Problem description - Wherever the word "JSON" appears in the entries, copy the whole line.

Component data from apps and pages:

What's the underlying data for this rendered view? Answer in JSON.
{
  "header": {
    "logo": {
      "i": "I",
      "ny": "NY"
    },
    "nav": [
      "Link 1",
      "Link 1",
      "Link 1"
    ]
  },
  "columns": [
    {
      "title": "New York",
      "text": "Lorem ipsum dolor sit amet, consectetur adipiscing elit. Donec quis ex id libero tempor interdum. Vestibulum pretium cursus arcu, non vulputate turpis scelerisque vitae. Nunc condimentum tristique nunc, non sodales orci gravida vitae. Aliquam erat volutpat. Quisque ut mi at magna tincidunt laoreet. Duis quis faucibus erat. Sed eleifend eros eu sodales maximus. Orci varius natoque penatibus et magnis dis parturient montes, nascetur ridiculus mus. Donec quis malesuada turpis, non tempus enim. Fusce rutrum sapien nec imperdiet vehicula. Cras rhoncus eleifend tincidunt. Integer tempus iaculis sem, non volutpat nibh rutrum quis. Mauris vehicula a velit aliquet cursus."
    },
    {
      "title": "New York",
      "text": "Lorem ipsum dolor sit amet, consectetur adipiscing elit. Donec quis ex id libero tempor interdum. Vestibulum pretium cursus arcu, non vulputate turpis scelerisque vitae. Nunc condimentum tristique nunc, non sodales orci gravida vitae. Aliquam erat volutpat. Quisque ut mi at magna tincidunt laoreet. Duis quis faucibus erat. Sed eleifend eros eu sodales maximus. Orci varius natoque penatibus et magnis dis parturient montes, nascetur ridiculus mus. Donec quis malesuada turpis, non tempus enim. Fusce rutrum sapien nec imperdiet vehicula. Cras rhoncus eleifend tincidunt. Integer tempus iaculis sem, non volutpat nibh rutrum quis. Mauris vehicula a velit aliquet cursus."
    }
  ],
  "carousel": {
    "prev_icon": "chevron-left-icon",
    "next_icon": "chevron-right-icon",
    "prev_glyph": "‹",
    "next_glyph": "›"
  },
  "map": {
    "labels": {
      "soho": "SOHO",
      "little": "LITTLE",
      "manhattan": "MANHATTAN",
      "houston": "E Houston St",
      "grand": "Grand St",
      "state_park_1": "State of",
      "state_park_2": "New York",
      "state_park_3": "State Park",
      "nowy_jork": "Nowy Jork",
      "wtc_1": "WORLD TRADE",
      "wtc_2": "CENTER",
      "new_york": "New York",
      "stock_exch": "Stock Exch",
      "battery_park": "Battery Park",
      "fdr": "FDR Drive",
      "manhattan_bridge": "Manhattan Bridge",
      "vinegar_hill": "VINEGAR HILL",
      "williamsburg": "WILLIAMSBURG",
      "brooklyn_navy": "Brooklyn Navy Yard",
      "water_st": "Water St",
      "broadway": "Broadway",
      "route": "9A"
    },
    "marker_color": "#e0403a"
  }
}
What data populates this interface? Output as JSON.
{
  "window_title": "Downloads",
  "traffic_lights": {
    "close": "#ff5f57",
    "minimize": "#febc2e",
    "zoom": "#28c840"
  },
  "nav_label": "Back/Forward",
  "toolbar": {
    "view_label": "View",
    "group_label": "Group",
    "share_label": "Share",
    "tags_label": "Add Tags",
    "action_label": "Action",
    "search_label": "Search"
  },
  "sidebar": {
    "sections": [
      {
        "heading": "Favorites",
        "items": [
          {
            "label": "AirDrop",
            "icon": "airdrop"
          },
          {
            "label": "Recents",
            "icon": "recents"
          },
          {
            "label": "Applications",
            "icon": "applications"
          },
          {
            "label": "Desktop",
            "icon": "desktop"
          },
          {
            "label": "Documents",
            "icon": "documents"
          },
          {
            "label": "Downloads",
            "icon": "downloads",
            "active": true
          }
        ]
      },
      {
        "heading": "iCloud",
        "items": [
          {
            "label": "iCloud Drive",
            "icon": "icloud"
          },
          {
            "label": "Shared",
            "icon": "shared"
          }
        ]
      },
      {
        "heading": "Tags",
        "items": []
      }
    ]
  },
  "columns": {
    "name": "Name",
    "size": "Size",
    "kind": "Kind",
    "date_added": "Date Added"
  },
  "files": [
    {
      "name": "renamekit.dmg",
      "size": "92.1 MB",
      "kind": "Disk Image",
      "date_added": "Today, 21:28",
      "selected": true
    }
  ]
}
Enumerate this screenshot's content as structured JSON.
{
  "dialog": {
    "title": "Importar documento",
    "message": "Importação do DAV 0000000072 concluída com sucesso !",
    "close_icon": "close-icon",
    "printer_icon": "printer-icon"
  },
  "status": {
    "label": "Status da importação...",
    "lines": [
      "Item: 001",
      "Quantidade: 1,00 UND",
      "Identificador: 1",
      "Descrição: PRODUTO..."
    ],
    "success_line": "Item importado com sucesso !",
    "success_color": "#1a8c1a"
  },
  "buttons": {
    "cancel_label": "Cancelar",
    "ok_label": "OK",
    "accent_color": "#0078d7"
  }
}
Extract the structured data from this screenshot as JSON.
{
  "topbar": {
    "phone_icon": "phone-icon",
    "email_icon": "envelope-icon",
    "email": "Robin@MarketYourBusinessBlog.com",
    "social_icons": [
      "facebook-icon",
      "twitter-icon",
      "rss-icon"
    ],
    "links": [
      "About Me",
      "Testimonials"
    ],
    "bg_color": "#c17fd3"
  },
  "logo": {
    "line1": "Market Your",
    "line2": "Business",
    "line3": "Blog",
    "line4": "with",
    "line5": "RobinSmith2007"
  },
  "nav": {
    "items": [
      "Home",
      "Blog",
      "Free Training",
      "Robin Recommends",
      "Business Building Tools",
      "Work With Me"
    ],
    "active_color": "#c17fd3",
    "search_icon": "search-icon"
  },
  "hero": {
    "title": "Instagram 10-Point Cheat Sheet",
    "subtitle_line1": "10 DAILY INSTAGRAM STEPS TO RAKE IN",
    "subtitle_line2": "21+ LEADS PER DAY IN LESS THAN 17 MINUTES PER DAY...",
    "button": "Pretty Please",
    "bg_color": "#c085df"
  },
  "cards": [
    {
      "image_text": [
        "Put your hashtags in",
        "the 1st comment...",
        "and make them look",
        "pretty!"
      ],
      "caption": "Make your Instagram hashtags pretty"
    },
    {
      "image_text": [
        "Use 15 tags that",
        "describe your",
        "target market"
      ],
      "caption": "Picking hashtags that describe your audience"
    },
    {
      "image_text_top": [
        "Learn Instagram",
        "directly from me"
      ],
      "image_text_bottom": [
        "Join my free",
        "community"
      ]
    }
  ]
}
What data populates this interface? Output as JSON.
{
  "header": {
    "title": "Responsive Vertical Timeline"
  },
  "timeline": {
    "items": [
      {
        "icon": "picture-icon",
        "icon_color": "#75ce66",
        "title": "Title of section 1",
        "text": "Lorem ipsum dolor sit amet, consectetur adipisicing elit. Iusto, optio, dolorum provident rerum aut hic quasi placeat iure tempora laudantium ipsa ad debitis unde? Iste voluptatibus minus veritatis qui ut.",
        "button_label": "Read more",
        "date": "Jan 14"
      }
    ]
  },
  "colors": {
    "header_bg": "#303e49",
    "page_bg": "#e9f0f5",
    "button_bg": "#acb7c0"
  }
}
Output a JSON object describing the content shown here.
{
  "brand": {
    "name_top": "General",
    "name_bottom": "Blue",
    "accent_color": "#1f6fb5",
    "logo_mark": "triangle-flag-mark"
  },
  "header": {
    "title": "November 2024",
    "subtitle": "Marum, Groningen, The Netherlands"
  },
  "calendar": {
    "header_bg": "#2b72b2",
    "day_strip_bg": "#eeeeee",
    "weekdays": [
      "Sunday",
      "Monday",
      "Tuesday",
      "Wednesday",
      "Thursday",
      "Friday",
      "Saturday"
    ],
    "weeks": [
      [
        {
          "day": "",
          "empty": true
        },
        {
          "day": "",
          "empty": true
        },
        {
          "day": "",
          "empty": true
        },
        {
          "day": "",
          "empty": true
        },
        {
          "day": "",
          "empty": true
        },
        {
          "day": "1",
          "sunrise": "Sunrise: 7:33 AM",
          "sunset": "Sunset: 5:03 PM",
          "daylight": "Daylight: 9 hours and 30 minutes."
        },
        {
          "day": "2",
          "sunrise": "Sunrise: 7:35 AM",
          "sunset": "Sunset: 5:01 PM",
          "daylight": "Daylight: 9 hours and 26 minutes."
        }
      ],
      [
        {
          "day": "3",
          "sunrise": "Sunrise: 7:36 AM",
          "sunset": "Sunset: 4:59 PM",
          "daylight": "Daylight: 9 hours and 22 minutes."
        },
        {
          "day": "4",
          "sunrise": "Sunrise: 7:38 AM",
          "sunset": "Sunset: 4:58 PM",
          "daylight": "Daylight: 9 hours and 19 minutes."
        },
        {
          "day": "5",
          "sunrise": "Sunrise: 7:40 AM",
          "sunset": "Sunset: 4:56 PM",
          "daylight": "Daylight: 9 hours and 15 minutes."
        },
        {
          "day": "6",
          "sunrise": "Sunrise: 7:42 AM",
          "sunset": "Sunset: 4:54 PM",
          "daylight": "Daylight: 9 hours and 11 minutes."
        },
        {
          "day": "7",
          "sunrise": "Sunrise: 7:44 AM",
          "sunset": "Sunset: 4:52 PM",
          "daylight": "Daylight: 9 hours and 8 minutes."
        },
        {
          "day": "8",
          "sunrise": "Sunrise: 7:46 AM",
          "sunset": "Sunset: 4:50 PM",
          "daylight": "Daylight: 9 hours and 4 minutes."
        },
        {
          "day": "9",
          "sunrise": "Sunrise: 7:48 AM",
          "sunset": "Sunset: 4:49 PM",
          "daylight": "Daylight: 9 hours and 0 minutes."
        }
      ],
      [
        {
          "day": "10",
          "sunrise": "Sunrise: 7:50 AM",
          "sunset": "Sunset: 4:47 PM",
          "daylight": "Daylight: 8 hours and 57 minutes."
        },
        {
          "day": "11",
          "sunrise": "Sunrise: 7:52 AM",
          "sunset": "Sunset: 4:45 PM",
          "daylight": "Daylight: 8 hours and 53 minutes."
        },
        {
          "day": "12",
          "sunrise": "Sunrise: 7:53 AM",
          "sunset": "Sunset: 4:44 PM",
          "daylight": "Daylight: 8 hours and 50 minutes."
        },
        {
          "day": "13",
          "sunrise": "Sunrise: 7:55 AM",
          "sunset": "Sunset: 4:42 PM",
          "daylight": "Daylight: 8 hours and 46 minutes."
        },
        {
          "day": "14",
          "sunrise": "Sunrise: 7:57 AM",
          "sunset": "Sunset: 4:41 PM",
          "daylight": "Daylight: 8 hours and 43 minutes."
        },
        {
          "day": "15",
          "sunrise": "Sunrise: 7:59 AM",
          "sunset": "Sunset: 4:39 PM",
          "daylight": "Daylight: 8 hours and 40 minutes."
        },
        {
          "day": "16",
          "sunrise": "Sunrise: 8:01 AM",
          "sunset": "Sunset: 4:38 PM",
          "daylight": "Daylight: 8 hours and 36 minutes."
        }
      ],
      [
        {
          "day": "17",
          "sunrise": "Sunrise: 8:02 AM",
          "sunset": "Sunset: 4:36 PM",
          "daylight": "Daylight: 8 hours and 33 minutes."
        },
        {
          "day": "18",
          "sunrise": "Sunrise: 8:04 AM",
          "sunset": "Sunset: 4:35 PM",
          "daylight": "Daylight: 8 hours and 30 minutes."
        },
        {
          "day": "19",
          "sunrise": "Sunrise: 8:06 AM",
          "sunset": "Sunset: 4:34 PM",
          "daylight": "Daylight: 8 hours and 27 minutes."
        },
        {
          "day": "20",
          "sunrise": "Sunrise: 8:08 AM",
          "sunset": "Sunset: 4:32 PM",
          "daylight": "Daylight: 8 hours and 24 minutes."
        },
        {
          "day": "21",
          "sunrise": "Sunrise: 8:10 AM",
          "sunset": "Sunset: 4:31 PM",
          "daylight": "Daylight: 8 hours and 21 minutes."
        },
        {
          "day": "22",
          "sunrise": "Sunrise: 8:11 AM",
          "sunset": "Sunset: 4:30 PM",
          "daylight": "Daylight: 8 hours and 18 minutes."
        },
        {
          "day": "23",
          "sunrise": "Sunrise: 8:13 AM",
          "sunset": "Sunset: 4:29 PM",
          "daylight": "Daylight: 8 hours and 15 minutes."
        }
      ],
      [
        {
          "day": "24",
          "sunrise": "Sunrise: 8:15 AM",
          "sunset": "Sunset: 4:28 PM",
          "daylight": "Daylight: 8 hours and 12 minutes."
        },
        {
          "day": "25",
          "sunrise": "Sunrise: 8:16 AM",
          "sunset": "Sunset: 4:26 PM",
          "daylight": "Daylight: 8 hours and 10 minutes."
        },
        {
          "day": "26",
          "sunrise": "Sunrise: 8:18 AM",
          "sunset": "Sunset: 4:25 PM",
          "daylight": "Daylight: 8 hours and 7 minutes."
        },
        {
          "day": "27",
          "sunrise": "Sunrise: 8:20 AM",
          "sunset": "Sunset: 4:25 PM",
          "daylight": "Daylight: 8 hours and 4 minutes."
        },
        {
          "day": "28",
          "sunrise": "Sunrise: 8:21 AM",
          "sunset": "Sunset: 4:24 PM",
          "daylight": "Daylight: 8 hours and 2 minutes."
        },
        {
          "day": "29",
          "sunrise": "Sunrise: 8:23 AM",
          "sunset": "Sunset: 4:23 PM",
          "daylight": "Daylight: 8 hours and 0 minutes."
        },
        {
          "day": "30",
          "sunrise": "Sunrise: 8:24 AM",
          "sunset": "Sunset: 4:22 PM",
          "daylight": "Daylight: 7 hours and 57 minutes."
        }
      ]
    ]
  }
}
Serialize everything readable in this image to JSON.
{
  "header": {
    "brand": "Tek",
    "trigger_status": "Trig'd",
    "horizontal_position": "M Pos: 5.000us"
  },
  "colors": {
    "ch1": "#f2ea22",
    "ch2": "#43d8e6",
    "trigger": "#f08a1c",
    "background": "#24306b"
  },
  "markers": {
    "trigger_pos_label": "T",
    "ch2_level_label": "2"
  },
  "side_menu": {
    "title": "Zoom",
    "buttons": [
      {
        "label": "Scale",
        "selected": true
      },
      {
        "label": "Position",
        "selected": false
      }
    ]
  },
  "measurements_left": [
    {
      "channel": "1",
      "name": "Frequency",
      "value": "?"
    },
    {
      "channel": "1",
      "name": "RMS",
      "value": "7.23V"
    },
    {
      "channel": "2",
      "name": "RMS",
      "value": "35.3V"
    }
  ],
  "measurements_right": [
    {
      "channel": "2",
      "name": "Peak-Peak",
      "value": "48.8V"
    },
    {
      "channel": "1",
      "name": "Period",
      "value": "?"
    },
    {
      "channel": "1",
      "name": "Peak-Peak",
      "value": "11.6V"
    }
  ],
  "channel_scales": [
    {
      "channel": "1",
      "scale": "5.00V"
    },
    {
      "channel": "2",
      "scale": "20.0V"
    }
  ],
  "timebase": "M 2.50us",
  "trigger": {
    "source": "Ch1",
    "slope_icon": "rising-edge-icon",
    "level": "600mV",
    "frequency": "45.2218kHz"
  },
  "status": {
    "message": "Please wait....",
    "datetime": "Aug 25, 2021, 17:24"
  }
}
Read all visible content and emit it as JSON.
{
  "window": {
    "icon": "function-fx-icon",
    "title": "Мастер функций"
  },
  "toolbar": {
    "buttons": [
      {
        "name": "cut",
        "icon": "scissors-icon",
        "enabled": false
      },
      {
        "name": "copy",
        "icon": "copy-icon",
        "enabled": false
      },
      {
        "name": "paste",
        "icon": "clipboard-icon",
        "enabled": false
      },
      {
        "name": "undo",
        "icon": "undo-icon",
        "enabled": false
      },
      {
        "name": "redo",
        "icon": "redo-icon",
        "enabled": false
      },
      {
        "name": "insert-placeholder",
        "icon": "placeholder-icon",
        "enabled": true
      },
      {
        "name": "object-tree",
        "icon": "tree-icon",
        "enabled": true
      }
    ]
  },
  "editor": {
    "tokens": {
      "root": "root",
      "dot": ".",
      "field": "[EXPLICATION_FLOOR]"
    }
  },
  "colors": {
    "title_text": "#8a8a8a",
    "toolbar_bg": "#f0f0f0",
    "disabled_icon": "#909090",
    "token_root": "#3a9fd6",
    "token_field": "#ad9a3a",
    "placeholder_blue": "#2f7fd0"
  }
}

Answer below -
What's the underlying data for this rendered view? Answer in JSON.
What data populates this interface? Output as JSON.
Enumerate this screenshot's content as structured JSON.
Extract the structured data from this screenshot as JSON.
What data populates this interface? Output as JSON.
Output a JSON object describing the content shown here.
Serialize everything readable in this image to JSON.
Read all visible content and emit it as JSON.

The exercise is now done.